Documenting the American South Logo
Excerpt from Oral History Interview with Sherwood Smith, March 23, 1999. Interview I-0079. Southern Oral History Program Collection (#4007) See Entire Interview >>

Impact of physical space on networking

In this excerpt, Smith discusses the role of networking in North Carolina business. Networks in North Carolina rely on hubs like UNC-Chapel Hill and Research Triangle Park.

Citing this Excerpt

Oral History Interview with Sherwood Smith, March 23, 1999. Interview I-0079. Southern Oral History Program Collection (#4007) in the Southern Oral History Program Collection, Southern Historical Collection, Wilson Library, University of North Carolina at Chapel Hill.

Full Text of the Excerpt
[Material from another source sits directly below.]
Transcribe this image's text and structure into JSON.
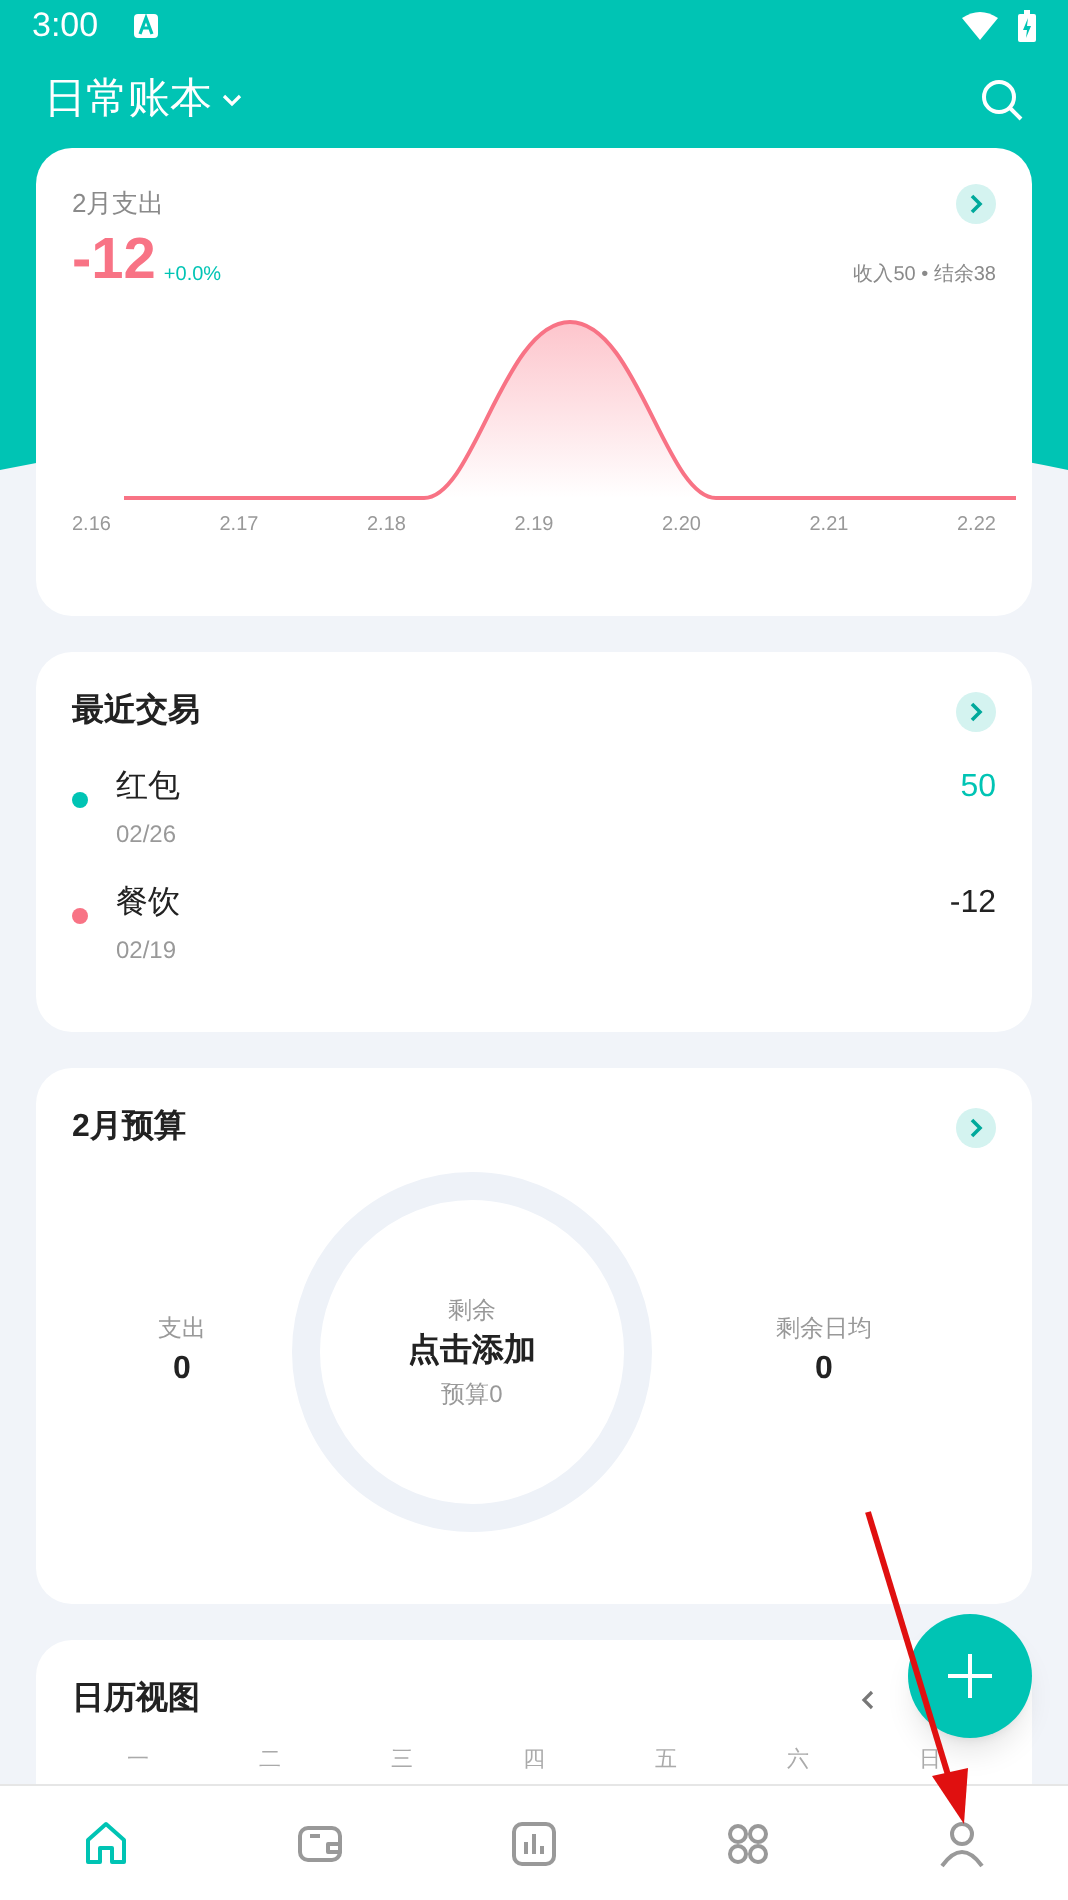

JM: Sketch, if you would, the ways in which--. Obviously, you’re one of North Carolina’s key corporate citizens and leaders. You participate widely in and contribute your skills and expertise to a whole range of leadership venues: RTP, the Citizens for Business and Industry, [and] other contexts as well. Can you talk a little bit about the networks that exist to bring corporate leaders in North Carolina into contact with one another? [What is] the nature of the exchange that occurs in those contacts over time? SS: Yes. I think this might be true in many industries. In our industry there are just a few electric and gas and telephone utilities, so naturally, we would be in contact. We would know each other, and it would be very easy to have what you might call a “personal relationship” or a “network” with those individuals. With the banks -- we’re fortunate in North Carolina that we have seven or eight very large regional banks -- the network is--. Well, we have the North Carolina Citizens for Business and Industry, which is the formal structure. Just engaged in your everyday business activities, you may be borrowing money from a bank or you may be depositing it there. There’s contact there. So in the state, it’s fairly easy for leaders to become known to one another. I think there’s been a history. Some would say that the University of North Carolina is a great catalyst that’s tended to produce that. I remember reading a study, that had been done in the WPA [Work Project Administration] years in the late ‘30s, that said the University of North Carolina has provided the catalyst where people from all over the state can come to one location for their education. Many of those would be your future leaders of tomorrow. I would say that that is certainly true, although now the university system has grown and expanded. There would be networks that develop from North Carolina State and other parts of the university system. But probably going through the ‘50s and into the ‘60s, the University of North Carolina was a great place for the socialization of people from around the state. That led to networks later on. In mentioning the University, I think in terms of economic growth and development as well as education, that it would be impossible to give too much credit to the leadership that we had there in terms of Bill Friday. I’m sure you’ve known Bill Friday or interviewed him and talked to him. I think the continuity that we’ve had there and his skills in presiding over now a wide range of very different institutions--. He’s been involved with many things that the governors have decided to do. [For example, he was involved in creating] Research Triangle Park, [and] different things in the Park. That’s been a great benefit for the state, as part of the network. In networking around the state, in Raleigh--. People come to Raleigh because it’s the state capital. The legislators come to Raleigh and the people that want to see legislators come to Raleigh and people that have business with the treasurer’s office [come to Raleigh]. By virtue of being in Raleigh, you’re sort of in the hub. Probably more than I realize, my location in Raleigh put me in contact with a large number of people from around the state. I think geographic location was one of the things that was helpful. The fact that I lived in Charlotte for a while, had gone to the University, was engaged in private practice of law, each of those [things] in some way enabled me to become acquainted with people who later on I might have reason to work together on an economic development project or legal project or utility related project.